Monday, August 31, 2015

Virtual Shipwreck Reconstruction

3D data of ship timbers
When repairing a bridge over the Nanticoke River, the Maryland Department of Transportation’s State Highway Administration (SHA) discovered what appeared to be a remarkably intact 18th century shipwreck in the water.

From the Maryland Department of Transportation: “The inadvertent discovery of this shipwreck is an amazing opportunity to study early maritime history. It reminds us how Marylanders used to move goods and people across the region. It’s not every day we get to touch a shipwreck built more than 200 years ago,” said Dr. Julie Schablitsky, SHA Chief Archaeologist.  

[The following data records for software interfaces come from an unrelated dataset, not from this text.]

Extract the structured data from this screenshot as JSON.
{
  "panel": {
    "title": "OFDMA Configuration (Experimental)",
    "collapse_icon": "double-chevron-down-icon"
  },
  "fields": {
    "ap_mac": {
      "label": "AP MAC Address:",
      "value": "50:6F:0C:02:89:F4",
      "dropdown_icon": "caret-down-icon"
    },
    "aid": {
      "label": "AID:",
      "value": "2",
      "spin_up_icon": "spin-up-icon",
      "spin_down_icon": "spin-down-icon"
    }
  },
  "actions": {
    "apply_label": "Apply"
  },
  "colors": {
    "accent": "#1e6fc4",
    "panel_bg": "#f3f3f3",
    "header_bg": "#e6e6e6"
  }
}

But how best to document such fragile, and historically important materials? 3D scanning of the timbers will allow archaeologists from the SHA to digitally reconstruct this important discovery.

Direct Dimensions' scanner documenting large timber
 You can learn more about 3D documentation of cultural heritage sites here

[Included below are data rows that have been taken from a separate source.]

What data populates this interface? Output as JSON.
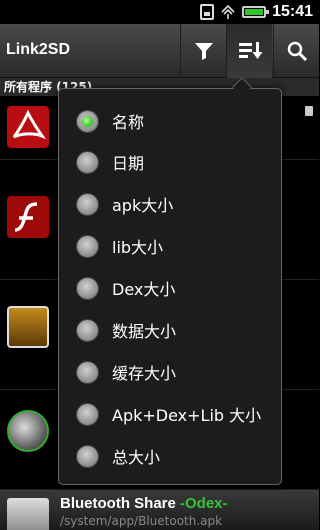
{
  "status_bar": {
    "time": "15:41",
    "icons": [
      "sim-card-icon",
      "signal-icon",
      "battery-icon"
    ]
  },
  "action_bar": {
    "title": "Link2SD",
    "buttons": [
      "filter-icon",
      "sort-icon",
      "search-icon"
    ]
  },
  "list_header": {
    "label": "所有程序 (125)"
  },
  "apps": [
    {
      "icon": "acrobat-icon"
    },
    {
      "icon": "flash-icon"
    },
    {
      "icon": "gallery-icon"
    },
    {
      "icon": "music-player-icon"
    }
  ],
  "last_item": {
    "name": "Bluetooth Share",
    "tag": "-Odex-",
    "path": "/system/app/Bluetooth.apk"
  },
  "sort_menu": {
    "selected": 0,
    "items": [
      "名称",
      "日期",
      "apk大小",
      "lib大小",
      "Dex大小",
      "数据大小",
      "缓存大小",
      "Apk+Dex+Lib 大小",
      "总大小"
    ]
  },
  "colors": {
    "radio_checked": "#2bc41d",
    "odex_tag": "#37c337",
    "acrobat_red": "#b80d12"
  }
}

Friday, August 21, 2015

3D Animation of Pterosaur Entertains and Educates at Toledo Zoo

In 2009 Julia Molnar, a graduate student at Johns Hopkins University brought us a set of bone castings from a well preserved pterosaur skeleton. For her masters thesis project, Ms. Molnar was studying the way in which pterosaurs would have taken flight. Very little is known about their launch sequence, and how such an enormous creature could vault into the sky without dragging its giant wings along the ground.

To discern how this might be possible, Ms. Molnar needed the following: to digitize the cast pieces, assemble correctly into a complete skeleton, and help formulate the 3D motion sequence for the ancient creature within the computer.The final result was a 3D animation showing the proposed sequence.

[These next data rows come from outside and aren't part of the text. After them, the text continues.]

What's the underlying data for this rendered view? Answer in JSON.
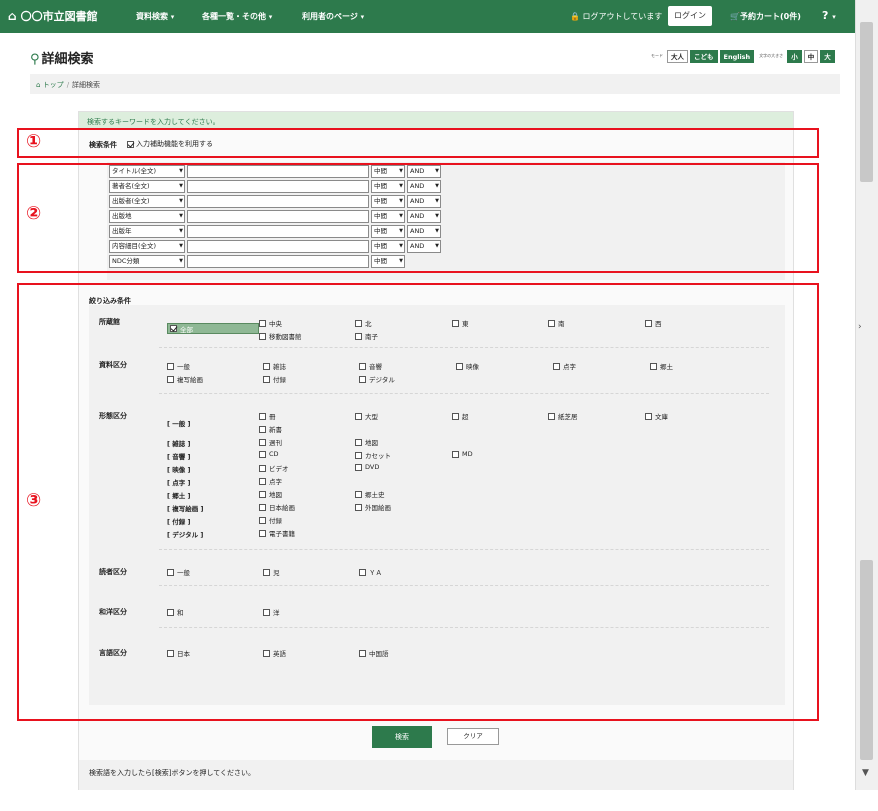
{
  "topbar": {
    "brand": "〇〇市立図書館",
    "nav": [
      "資料検索",
      "各種一覧・その他",
      "利用者のページ"
    ],
    "logout": "ログアウトしています",
    "login": "ログイン",
    "cart": "予約カート(0件)",
    "help": "?"
  },
  "page": {
    "title": "詳細検索",
    "modes_tiny": "モード",
    "modes": [
      "大人",
      "こども",
      "English"
    ],
    "text_size_tiny": "文字の大きさ",
    "text_sizes": [
      "小",
      "中",
      "大"
    ]
  },
  "breadcrumb": {
    "home": "トップ",
    "current": "詳細検索"
  },
  "search": {
    "message": "検索するキーワードを入力してください。",
    "condition_label": "検索条件",
    "assist_label": "入力補助機能を利用する",
    "rows": [
      {
        "field": "タイトル(全文)",
        "match": "中間",
        "op": "AND"
      },
      {
        "field": "著者名(全文)",
        "match": "中間",
        "op": "AND"
      },
      {
        "field": "出版者(全文)",
        "match": "中間",
        "op": "AND"
      },
      {
        "field": "出版地",
        "match": "中間",
        "op": "AND"
      },
      {
        "field": "出版年",
        "match": "中間",
        "op": "AND"
      },
      {
        "field": "内容細目(全文)",
        "match": "中間",
        "op": "AND"
      },
      {
        "field": "NDC分類",
        "match": "中間",
        "op": ""
      }
    ]
  },
  "filters": {
    "label": "絞り込み条件",
    "library": {
      "label": "所蔵館",
      "options": [
        "全部",
        "中央",
        "北",
        "東",
        "南",
        "西",
        "移動図書館",
        "南子"
      ]
    },
    "material": {
      "label": "資料区分",
      "options": [
        "一般",
        "雑誌",
        "音響",
        "映像",
        "点字",
        "郷土",
        "複写絵画",
        "付録",
        "デジタル"
      ]
    },
    "form": {
      "label": "形態区分",
      "general_label": "[ 一般 ]",
      "general": [
        "冊",
        "大型",
        "超",
        "紙芝居",
        "文庫",
        "新書"
      ],
      "groups": [
        {
          "label": "[ 雑誌 ]",
          "options": [
            "週刊",
            "地図"
          ]
        },
        {
          "label": "[ 音響 ]",
          "options": [
            "CD",
            "カセット",
            "MD"
          ]
        },
        {
          "label": "[ 映像 ]",
          "options": [
            "ビデオ",
            "DVD"
          ]
        },
        {
          "label": "[ 点字 ]",
          "options": [
            "点字"
          ]
        },
        {
          "label": "[ 郷土 ]",
          "options": [
            "地図",
            "郷土史"
          ]
        },
        {
          "label": "[ 複写絵画 ]",
          "options": [
            "日本絵画",
            "外国絵画"
          ]
        },
        {
          "label": "[ 付録 ]",
          "options": [
            "付録"
          ]
        },
        {
          "label": "[ デジタル ]",
          "options": [
            "電子書籍"
          ]
        }
      ]
    },
    "reader": {
      "label": "読者区分",
      "options": [
        "一般",
        "児",
        "ＹＡ"
      ]
    },
    "origin": {
      "label": "和洋区分",
      "options": [
        "和",
        "洋"
      ]
    },
    "language": {
      "label": "言語区分",
      "options": [
        "日本",
        "英語",
        "中国語"
      ]
    }
  },
  "actions": {
    "search": "検索",
    "clear": "クリア"
  },
  "footer_text": "検索語を入力したら[検索]ボタンを押してください。",
  "callouts": [
    "①",
    "②",
    "③"
  ],
  "colors": {
    "brand_green": "#2d7a4c",
    "annotation_red": "#e8121e"
  }
}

We often say that you should scan everything because you never know when you'll need the 3D data and the pterosaur skeleton animation is a perfect example of that.

Several years after we completed the project the Toledo Zoo added a pterosaur section to their reptile exhibit and they were looking for some way to show how the giant creatures would have flown. The launch sequence video was a perfect fit for their exhibit and the video is now being shown to the nearly million visitors that the zoo has each year.